It was a little over a year ago, in November 2017, that Canada’s relationship with Japan appeared to have struck a figurative iceberg in the late stages of Trans-Pacific Partnership (TPP) negotiations.
But 15 months after Canadian Prime Minister Justin Trudeau balked at moving ahead with the TPP in a meeting with Japanese counterpart Shinzo Abe, prompting some observers to warn of a dip in bilateral relations, Japanese officials have taken a decidedly warmer tone.
Tokyo is on a major charm offensive in B.C. and elsewhere in Canada, with think tanks, trade groups and even high school students taking part in a number of visits across the Pacific as Japan looks to deepen ties with its fellow TPP – now dubbed the Comprehensive and Progressive Agreement for Trans-Pacific Partnership (CPTPP) – member.
The rapid thaw in relations is mildly surprising but not unexpected given the current global situation, said Carlo Dade, director of the Trade & Investment Centre at the Canada West Foundation.
“In essence, Japan is giving Canada a second chance,” said Dade, who recently returned from Tokyo after accepting an invitation from Japan’s foreign ministry. “It’s something that we really don’t think about or are cognizant of, but Japan is stuck in the same place we are – with China and the U.S. also being their No. 1 and No. 2 trading partners. So they are facing many of the same pressures and predicaments as are we … and they are taking a harder look at their options for diversification.”
That picture differs dramatically from the one that followed the 2017 Trudeau-Abe meeting on the sidelines of the Asia-Pacific Economic Cooperation summit in Da Nang, Vietnam. At the time, Tokyo officials were so upset at Canada not being ready to move ahead with the TPP that there were talks of Japan moving forward with a “TPP-10” – a trade pact without Canada.
Since then, however, both Canada and Japan have ratified the deal, which came into effect at the end of last year. At the same time, while Japan has not had to deal with the kind of economic fallout that Canada has faced from the Meng Wanzhou arrest, the slowing Chinese economy and its tariff war with the United States helped drag down Japan’s exports by 8.4% in January – the largest percentage-point dip since late 2016.
Earlier this month, at an event promoting high school and college student exchanges between Canadian and Japanese youth, the Japanese consul general in Vancouver, Takashi Hatori, said the growing global trend towards protectionism is a major reason Tokyo is looking to like-minded partners.

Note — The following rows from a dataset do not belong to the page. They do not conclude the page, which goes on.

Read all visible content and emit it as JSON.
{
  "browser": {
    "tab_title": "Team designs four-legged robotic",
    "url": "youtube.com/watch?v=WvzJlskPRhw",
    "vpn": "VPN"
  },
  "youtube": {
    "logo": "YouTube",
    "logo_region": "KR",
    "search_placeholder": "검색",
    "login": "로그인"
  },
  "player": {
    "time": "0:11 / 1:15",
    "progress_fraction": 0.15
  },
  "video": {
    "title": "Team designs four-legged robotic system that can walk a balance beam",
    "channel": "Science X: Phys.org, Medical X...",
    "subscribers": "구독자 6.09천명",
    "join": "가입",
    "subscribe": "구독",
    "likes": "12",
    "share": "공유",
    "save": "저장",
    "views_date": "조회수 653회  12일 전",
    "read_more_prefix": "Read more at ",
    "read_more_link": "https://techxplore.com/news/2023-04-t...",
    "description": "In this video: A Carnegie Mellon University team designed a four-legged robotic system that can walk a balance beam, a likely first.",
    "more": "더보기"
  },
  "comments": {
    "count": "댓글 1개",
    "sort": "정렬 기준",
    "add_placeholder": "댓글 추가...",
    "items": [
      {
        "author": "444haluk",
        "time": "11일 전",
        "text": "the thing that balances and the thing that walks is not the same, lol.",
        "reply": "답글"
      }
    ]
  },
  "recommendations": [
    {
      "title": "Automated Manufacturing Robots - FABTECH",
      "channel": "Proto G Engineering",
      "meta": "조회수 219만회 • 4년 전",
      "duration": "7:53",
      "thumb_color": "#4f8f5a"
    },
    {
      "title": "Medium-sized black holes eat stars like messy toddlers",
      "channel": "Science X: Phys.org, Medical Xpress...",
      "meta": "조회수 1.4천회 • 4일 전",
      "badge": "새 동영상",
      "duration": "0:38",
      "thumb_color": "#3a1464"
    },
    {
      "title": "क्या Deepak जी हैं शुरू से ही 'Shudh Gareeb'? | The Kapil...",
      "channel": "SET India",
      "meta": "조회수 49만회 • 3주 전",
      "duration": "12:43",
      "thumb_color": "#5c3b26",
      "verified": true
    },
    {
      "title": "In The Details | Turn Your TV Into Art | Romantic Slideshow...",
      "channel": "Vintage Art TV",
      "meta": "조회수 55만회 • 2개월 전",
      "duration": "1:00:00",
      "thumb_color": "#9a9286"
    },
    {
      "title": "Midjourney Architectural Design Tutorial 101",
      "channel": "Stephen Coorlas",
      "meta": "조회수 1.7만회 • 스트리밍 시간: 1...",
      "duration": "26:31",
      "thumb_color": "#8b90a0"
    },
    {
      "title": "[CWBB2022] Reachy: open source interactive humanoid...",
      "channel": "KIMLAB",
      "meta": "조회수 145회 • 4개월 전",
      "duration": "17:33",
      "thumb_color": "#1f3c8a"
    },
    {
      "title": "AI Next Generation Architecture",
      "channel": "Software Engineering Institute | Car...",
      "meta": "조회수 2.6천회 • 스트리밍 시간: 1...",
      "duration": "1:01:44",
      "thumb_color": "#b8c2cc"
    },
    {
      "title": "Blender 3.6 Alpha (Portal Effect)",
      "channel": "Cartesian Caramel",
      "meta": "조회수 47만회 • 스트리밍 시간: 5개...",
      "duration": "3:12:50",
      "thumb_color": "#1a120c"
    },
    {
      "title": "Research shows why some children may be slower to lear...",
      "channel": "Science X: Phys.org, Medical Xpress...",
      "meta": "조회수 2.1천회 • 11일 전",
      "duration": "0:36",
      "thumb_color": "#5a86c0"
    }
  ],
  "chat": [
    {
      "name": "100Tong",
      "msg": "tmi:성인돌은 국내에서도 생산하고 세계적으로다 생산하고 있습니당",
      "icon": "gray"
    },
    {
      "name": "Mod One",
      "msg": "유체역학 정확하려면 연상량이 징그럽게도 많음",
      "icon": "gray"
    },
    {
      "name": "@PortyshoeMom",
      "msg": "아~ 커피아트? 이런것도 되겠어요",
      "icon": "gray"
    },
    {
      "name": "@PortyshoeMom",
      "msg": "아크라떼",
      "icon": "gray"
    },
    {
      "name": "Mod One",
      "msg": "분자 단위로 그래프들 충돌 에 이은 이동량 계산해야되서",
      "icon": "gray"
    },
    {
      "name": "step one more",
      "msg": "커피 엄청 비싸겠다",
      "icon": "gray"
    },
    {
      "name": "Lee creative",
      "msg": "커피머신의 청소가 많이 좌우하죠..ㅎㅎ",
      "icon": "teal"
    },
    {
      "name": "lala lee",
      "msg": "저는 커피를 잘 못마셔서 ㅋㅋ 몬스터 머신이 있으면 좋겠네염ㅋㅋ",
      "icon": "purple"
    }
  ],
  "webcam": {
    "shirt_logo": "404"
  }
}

“Last year was the 90th anniversary of the diplomatic relationship between Japan and Canada, and it was a good opportunity for us to emphasize the importance of that relationship,” Hatori said. “Now, economically speaking, in terms of the international trade issue, free trade is in danger globally, but at this moment Canada and Japan are maintaining the recognition of the importance of free trade. So I think that makes us good partners, especially considering the situation around the world.”
Dade said Japan’s interest in Canada isn’t limited to both countries’ inclusion in the CPTPP, noting Tokyo’s continued interest in Canadian liquefied natural gas (LNG). Other interest areas include wood pellets, alternative energy, oilsands and infrastructure investment.

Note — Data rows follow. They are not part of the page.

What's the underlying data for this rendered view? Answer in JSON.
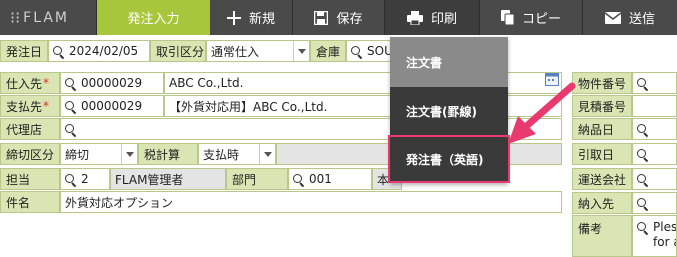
{
  "header": {
    "logo": "FLAM",
    "active_tab": "発注入力",
    "new_label": "新規",
    "save_label": "保存",
    "print_label": "印刷",
    "copy_label": "コピー",
    "send_label": "送信"
  },
  "form": {
    "order_date_label": "発注日",
    "order_date": "2024/02/05",
    "trade_type_label": "取引区分",
    "trade_type": "通常仕入",
    "warehouse_label": "倉庫",
    "warehouse": "SOU",
    "supplier_label": "仕入先",
    "supplier_code": "00000029",
    "supplier_name": "ABC Co.,Ltd.",
    "payee_label": "支払先",
    "payee_code": "00000029",
    "payee_name": "【外貨対応用】ABC Co.,Ltd.",
    "agent_label": "代理店",
    "closing_label": "締切区分",
    "closing_value": "締切",
    "tax_label": "税計算",
    "tax_value": "支払時",
    "person_label": "担当",
    "person_code": "2",
    "person_name": "FLAM管理者",
    "dept_label": "部門",
    "dept_code": "001",
    "dept_name_partial": "本",
    "subject_label": "件名",
    "subject": "外貨対応オプション"
  },
  "right_panel": {
    "item_no_label": "物件番号",
    "quote_no_label": "見積番号",
    "delivery_date_label": "納品日",
    "pickup_date_label": "引取日",
    "carrier_label": "運送会社",
    "ship_to_label": "納入先",
    "remarks_label": "備考",
    "remarks_line1": "Ples",
    "remarks_line2": "for a"
  },
  "print_menu": {
    "items": [
      "注文書",
      "注文書(罫線)",
      "発注書（英語)"
    ]
  },
  "colors": {
    "toolbar": "#4a4a4a",
    "accent": "#a8c63b",
    "label_bg": "#d9e6b3",
    "highlight": "#e83a6e"
  }
}
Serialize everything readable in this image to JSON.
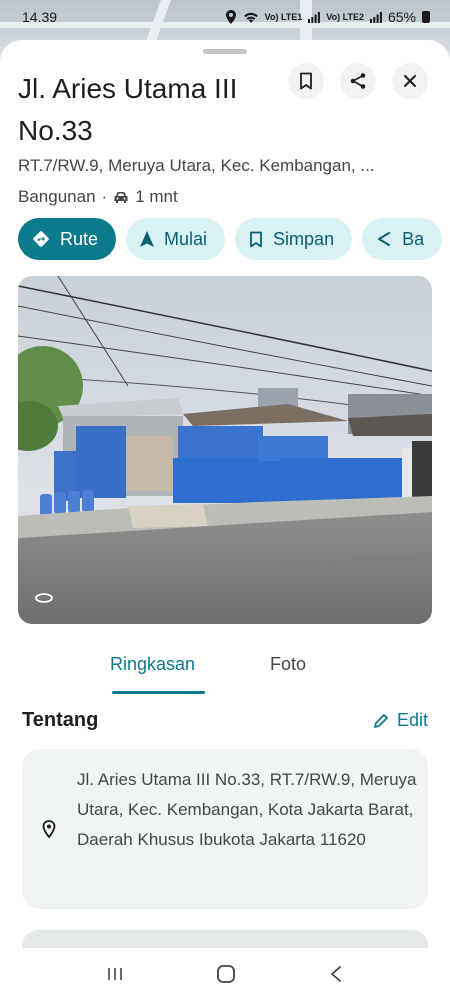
{
  "status": {
    "time": "14.39",
    "sim1": "Vo) LTE1",
    "sim2": "Vo) LTE2",
    "battery": "65%"
  },
  "place": {
    "title": "Jl. Aries Utama III No.33",
    "subtitle": "RT.7/RW.9, Meruya Utara, Kec. Kembangan, ...",
    "category": "Bangunan",
    "separator": "·",
    "drive_time": "1 mnt"
  },
  "actions": [
    {
      "label": "Rute",
      "icon": "directions-icon"
    },
    {
      "label": "Mulai",
      "icon": "navigation-arrow-icon"
    },
    {
      "label": "Simpan",
      "icon": "bookmark-icon"
    },
    {
      "label": "Ba",
      "icon": "share-icon"
    }
  ],
  "tabs": [
    {
      "label": "Ringkasan",
      "active": true
    },
    {
      "label": "Foto",
      "active": false
    }
  ],
  "about": {
    "title": "Tentang",
    "edit_label": "Edit",
    "address": "Jl. Aries Utama III No.33, RT.7/RW.9, Meruya Utara, Kec. Kembangan, Kota Jakarta Barat, Daerah Khusus Ibukota Jakarta 11620"
  },
  "colors": {
    "accent": "#0b7a8a",
    "chip_bg": "#d8f1f5",
    "card_bg": "#f1f4f5",
    "building_blue": "#2f6fd0"
  }
}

“They’ve lost hundreds of millions of dollars on liquid natural gas, but they still want Canadian LNG as a bulwark against overdependence on the gulf, and they just don’t trust the Americans,” Dade said. “They have this ‘We love the Americans to death, but we won’t trust them’ view, and the current American behaviour is reinforcing their historic [views].
“Canada is viewed as a frustrating jurisdiction to get something, but as opposed to the U.S., that frustration seems safer.”

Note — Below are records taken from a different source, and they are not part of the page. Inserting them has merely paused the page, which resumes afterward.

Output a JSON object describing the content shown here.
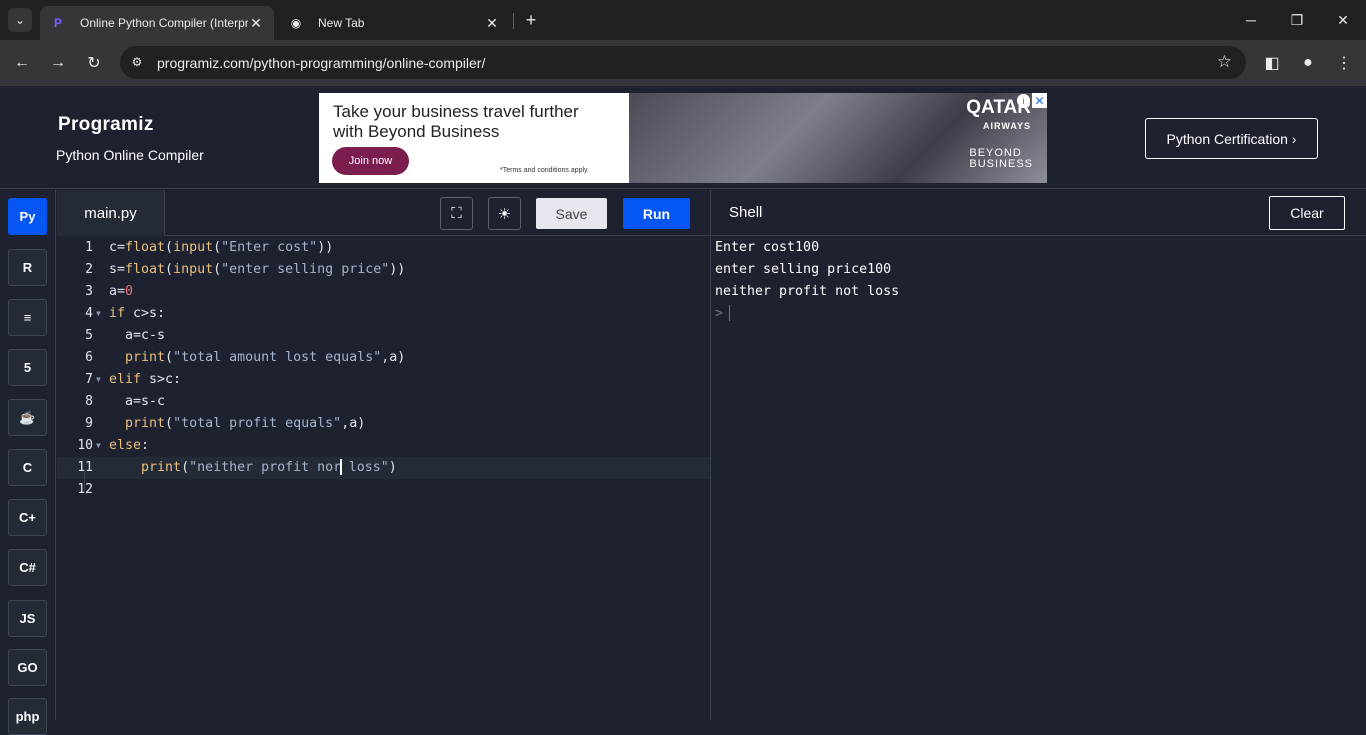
{
  "browser": {
    "tabs": [
      {
        "title": "Online Python Compiler (Interpreter)",
        "active": true
      },
      {
        "title": "New Tab",
        "active": false
      }
    ],
    "url": "programiz.com/python-programming/online-compiler/"
  },
  "header": {
    "logo": "Programiz",
    "subtitle": "Python Online Compiler",
    "certification_button": "Python Certification ›"
  },
  "ad": {
    "headline_1": "Take your business travel further",
    "headline_2": "with Beyond Business",
    "cta": "Join now",
    "terms": "*Terms and conditions apply.",
    "brand": "QATAR",
    "brand_sub": "AIRWAYS",
    "tagline_1": "BEYOND",
    "tagline_2": "BUSINESS"
  },
  "languages": [
    {
      "name": "python",
      "label": "🐍",
      "active": true
    },
    {
      "name": "r",
      "label": "R"
    },
    {
      "name": "sql",
      "label": "≡"
    },
    {
      "name": "html",
      "label": "5"
    },
    {
      "name": "java",
      "label": "☕"
    },
    {
      "name": "c",
      "label": "C"
    },
    {
      "name": "cpp",
      "label": "C+"
    },
    {
      "name": "csharp",
      "label": "C#"
    },
    {
      "name": "javascript",
      "label": "JS"
    },
    {
      "name": "go",
      "label": "GO"
    },
    {
      "name": "php",
      "label": "php"
    }
  ],
  "editor": {
    "filename": "main.py",
    "save_label": "Save",
    "run_label": "Run",
    "line_numbers": [
      "1",
      "2",
      "3",
      "4",
      "5",
      "6",
      "7",
      "8",
      "9",
      "10",
      "11",
      "12"
    ]
  },
  "shell": {
    "title": "Shell",
    "clear_label": "Clear",
    "output": [
      "Enter cost100",
      "enter selling price100",
      "neither profit not loss"
    ],
    "prompt": ">"
  }
}
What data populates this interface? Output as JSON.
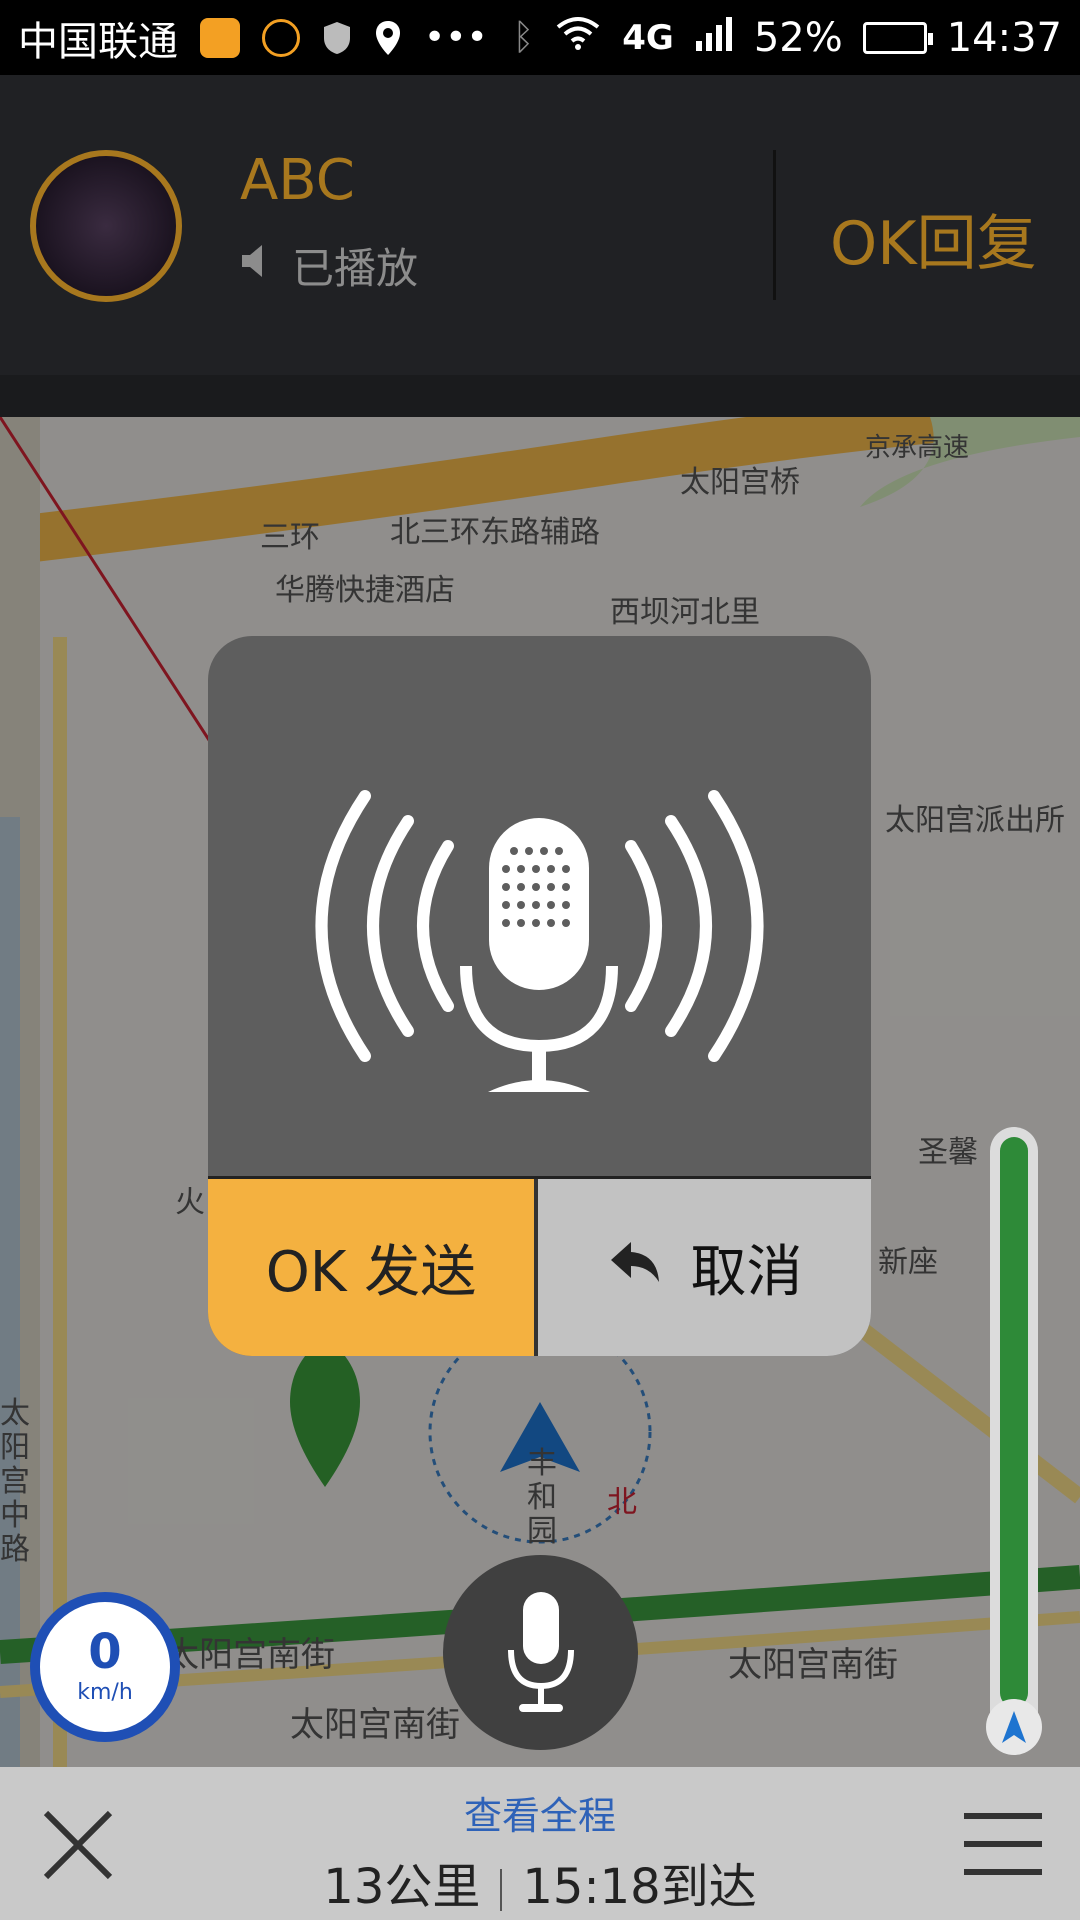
{
  "status_bar": {
    "carrier": "中国联通",
    "network": "4G",
    "battery": "52%",
    "time": "14:37",
    "icons": [
      "nav-app-icon",
      "face-icon",
      "shield-icon",
      "location-icon",
      "more-icon",
      "bluetooth-icon",
      "wifi-icon",
      "signal-icon",
      "battery-icon"
    ]
  },
  "message": {
    "sender": "ABC",
    "status": "已播放",
    "reply_label": "OK回复"
  },
  "map": {
    "labels": {
      "road_top": "北三环东路辅路",
      "sanhuan": "三环",
      "taiyanggong_bridge": "太阳宫桥",
      "jingcheng": "京承高速",
      "hotel": "华腾快捷酒店",
      "xiba": "西坝河北里",
      "police": "太阳宫派出所",
      "shengxin": "圣馨",
      "xinzuo": "新座",
      "huo": "火",
      "road_vertical": "太阳宫中路",
      "fenghe": "丰和园",
      "south_st_1": "太阳宫南街",
      "south_st_2": "太阳宫南街",
      "south_st_3": "太阳宫南街",
      "north": "北"
    }
  },
  "speed": {
    "value": "0",
    "unit": "km/h"
  },
  "bottom_bar": {
    "overview": "查看全程",
    "distance": "13公里",
    "arrival": "15:18到达"
  },
  "dialog": {
    "send_label": "OK 发送",
    "cancel_label": "取消"
  }
}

Hatori said there’s one more area Tokyo is keen on improving – the cultural, people-to-people ties on which much of the economic relationship will be built. That’s why Japan continues to push initiatives such as the high school exchange Kakehashi program in association with the Asia Pacific Foundation of Canada. The program this year saw 13 students from Richmond’s H.J. Cambie Secondary School visit Japan for 10 days.
A group of students from Osaka University is visiting Vancouver as part of the program, Hatori said.
“It is not necessary to spend one, two or three years in Japan to start thinking about and being interested in Japanese culture,” he said.
H.J. Cambie principal Rob Laing agreed, saying the trip has left his students indelibly changed despite its limited length.
“For this group of students to be able to have that experience is a memory they will forever look back upon. It will always shape who they are.”